KADENA AIR BASE OKINAWA, Japan — Navy personnel of Strike Fighter Squadron 94 completed their portion of exercise Habu Fire II here Sept. 9.
Habu Fire II was a joint-training exercise where squadrons worked together to perform and improve efficiency in air-to-air operations. Participating squadrons included VFA-94, Marine All- Weather Fighter Attack Squadron 242, Marine Fighter Attack Squadron 214 and 18th Fighter Wing.
The month-long training exercise allowed the squadron to learn a different way of completing their mission.
“It gives us a chance to get exposed to the way (other squadrons) do business,” said Senior Chief Jose E. Lumanlan, VFA-94 acting senior enlisted advisor for Habu Fire II.
Throughout this training, VFA-94 personnel were able to understand how their unit worked with other units.
The squadron also learned how to perform and overcome difficulties of operating in different locations.
“We adapt well to being in new places,” said Petty Officer 2 Class Derek Stevens, VFA-94 aviation structural mechanic (safety equipment). “We try and work like we are at home, like we didn’t even leave.”
Throughout this training, VFA- 94 conducted air-to-air operations with other squadrons as well as launched, landed, directed and fixed aircraft on a day-to-day basis.
“We are the eyes and ears on the ground,” said Navy airman Anthony R. Moreno, VFA-94 aviation electricians mate. “We are the last to see the aircraft before a launch and the first to see it land.”
The landing and launching of birds was an important part of the exercise because without those airmen directing the aircraft, there would be several obstacles.
“We avoid complications at all costs,” said Moreno. “Sometimes we can’t help them when a bird goes down right before a flight and we have to prep a different bird in a short amount of time so the flight can still take place.

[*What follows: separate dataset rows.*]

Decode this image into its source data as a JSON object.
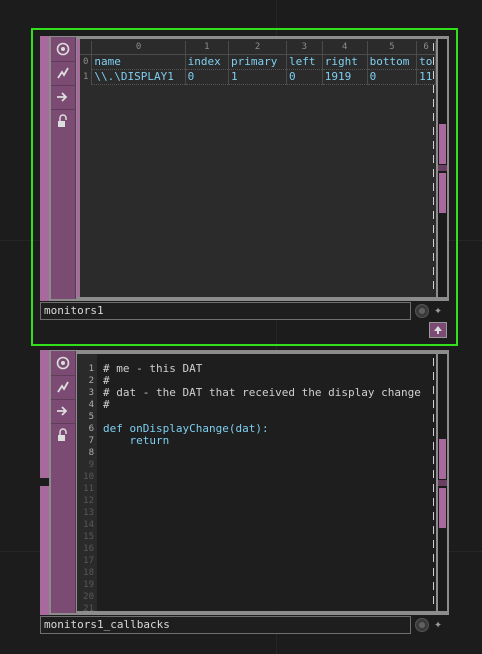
{
  "colors": {
    "selection": "#31e01b",
    "node_frame": "#8c8c8c",
    "dat_strip": "#a8699c",
    "cell_text": "#7ecff0",
    "background": "#1c1c1c"
  },
  "node1": {
    "name": "monitors1",
    "tools": [
      "viewer-active-icon",
      "bypass-icon",
      "display-flag-icon",
      "lock-icon"
    ],
    "table": {
      "col_indices": [
        "0",
        "1",
        "2",
        "3",
        "4",
        "5",
        "6"
      ],
      "row_indices": [
        "0",
        "1"
      ],
      "header_row": [
        "name",
        "index",
        "primary",
        "left",
        "right",
        "bottom",
        "to"
      ],
      "data_row": [
        "\\\\.\\DISPLAY1",
        "0",
        "1",
        "0",
        "1919",
        "0",
        "11"
      ]
    }
  },
  "node2": {
    "name": "monitors1_callbacks",
    "tools": [
      "viewer-active-icon",
      "bypass-icon",
      "display-flag-icon",
      "lock-icon"
    ],
    "code": {
      "lines": [
        {
          "n": "1",
          "text": "# me - this DAT",
          "type": "comment",
          "dim": false
        },
        {
          "n": "2",
          "text": "#",
          "type": "comment",
          "dim": false
        },
        {
          "n": "3",
          "text": "# dat - the DAT that received the display change",
          "type": "comment",
          "dim": false
        },
        {
          "n": "4",
          "text": "#",
          "type": "comment",
          "dim": false
        },
        {
          "n": "5",
          "text": "",
          "type": "plain",
          "dim": false
        },
        {
          "n": "6",
          "text": "def onDisplayChange(dat):",
          "type": "kw",
          "dim": false
        },
        {
          "n": "7",
          "text": "    return",
          "type": "kw",
          "dim": false
        },
        {
          "n": "8",
          "text": "",
          "type": "plain",
          "dim": false
        },
        {
          "n": "9",
          "text": "",
          "type": "plain",
          "dim": true
        },
        {
          "n": "10",
          "text": "",
          "type": "plain",
          "dim": true
        },
        {
          "n": "11",
          "text": "",
          "type": "plain",
          "dim": true
        },
        {
          "n": "12",
          "text": "",
          "type": "plain",
          "dim": true
        },
        {
          "n": "13",
          "text": "",
          "type": "plain",
          "dim": true
        },
        {
          "n": "14",
          "text": "",
          "type": "plain",
          "dim": true
        },
        {
          "n": "15",
          "text": "",
          "type": "plain",
          "dim": true
        },
        {
          "n": "16",
          "text": "",
          "type": "plain",
          "dim": true
        },
        {
          "n": "17",
          "text": "",
          "type": "plain",
          "dim": true
        },
        {
          "n": "18",
          "text": "",
          "type": "plain",
          "dim": true
        },
        {
          "n": "19",
          "text": "",
          "type": "plain",
          "dim": true
        },
        {
          "n": "20",
          "text": "",
          "type": "plain",
          "dim": true
        },
        {
          "n": "21",
          "text": "",
          "type": "plain",
          "dim": true
        }
      ]
    }
  }
}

It isn’t always easy but we do what we have to do to get stuff done.”
With all the training that was performed while participating in exercise Habu Fire II, VFA-94 Mighty Shrikes did what they needed to do and performed their jobs to the best of their abilities to ensure their mission was a success.
Article by Lance Cpl. Cayce Nevers, Marine Corps Air Station Iwakuni